Action item:
Images aside, return all the entries exactly.

Records provided:
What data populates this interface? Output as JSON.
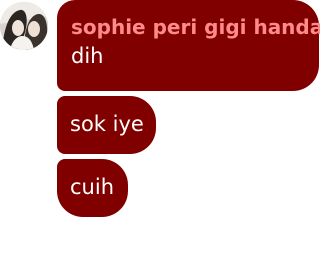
{
  "conversation": {
    "sender_name": "sophie peri gigi handal",
    "messages": [
      {
        "text": "dih"
      },
      {
        "text": "sok iye"
      },
      {
        "text": "cuih"
      }
    ]
  },
  "colors": {
    "bubble": "#800000",
    "sender_name": "#ff8a8a",
    "message_text": "#ffffff"
  }
}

Task output:
What data populates this interface? Output as JSON.
{
  "conversation": {
    "sender_name": "sophie peri gigi handal",
    "messages": [
      {
        "text": "dih"
      },
      {
        "text": "sok iye"
      },
      {
        "text": "cuih"
      }
    ]
  },
  "colors": {
    "bubble": "#800000",
    "sender_name": "#ff8a8a",
    "message_text": "#ffffff"
  }
}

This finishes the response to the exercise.